**ACTIVITY**
Lines below that include "heart" are the answer; copy each one.

**SUPPLIED MATERIAL**

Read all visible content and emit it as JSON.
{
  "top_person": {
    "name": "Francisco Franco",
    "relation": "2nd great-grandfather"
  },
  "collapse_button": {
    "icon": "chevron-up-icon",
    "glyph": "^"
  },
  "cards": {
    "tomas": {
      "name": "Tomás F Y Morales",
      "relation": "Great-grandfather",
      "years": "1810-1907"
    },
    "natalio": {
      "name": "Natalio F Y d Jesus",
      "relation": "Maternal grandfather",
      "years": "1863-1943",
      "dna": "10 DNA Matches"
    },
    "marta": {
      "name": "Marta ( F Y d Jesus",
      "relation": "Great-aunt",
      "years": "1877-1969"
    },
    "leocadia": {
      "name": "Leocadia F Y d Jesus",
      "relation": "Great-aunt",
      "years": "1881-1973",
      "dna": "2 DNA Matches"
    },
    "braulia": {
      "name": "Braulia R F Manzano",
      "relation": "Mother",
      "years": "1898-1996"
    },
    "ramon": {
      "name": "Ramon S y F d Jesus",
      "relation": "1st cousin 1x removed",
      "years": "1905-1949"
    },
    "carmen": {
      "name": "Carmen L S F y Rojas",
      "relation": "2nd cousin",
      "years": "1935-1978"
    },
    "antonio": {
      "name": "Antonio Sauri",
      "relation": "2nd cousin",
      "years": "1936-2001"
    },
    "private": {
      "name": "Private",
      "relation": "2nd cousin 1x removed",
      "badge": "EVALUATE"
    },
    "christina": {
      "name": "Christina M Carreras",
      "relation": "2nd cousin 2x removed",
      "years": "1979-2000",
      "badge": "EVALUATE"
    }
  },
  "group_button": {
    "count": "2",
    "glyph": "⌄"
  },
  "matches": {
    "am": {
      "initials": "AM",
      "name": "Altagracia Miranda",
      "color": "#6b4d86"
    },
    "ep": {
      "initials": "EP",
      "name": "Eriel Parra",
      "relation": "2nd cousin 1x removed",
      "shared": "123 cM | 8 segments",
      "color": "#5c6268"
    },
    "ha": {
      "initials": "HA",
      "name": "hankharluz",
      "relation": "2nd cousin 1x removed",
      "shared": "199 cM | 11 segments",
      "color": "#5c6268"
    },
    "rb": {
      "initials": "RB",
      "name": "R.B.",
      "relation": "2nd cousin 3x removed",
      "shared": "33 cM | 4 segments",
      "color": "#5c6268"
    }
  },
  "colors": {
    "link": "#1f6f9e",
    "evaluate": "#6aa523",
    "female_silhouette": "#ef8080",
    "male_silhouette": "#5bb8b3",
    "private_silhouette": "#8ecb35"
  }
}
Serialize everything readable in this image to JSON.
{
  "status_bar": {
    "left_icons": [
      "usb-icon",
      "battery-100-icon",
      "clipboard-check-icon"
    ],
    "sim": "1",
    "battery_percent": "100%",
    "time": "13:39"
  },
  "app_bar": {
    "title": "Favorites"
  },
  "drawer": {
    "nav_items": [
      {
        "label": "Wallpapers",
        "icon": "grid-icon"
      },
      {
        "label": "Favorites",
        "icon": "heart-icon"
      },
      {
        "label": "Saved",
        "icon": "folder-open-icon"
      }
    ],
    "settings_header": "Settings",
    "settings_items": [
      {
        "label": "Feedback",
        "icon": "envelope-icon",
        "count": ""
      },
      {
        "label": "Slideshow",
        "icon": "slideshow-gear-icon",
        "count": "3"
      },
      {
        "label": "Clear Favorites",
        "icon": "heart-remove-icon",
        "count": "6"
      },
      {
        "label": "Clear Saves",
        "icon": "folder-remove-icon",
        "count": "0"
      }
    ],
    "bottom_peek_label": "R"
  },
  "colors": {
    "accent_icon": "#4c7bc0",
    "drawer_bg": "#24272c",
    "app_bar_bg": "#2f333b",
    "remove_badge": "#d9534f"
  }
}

**SOLUTION**
        "icon": "heart-icon"
        "icon": "heart-remove-icon",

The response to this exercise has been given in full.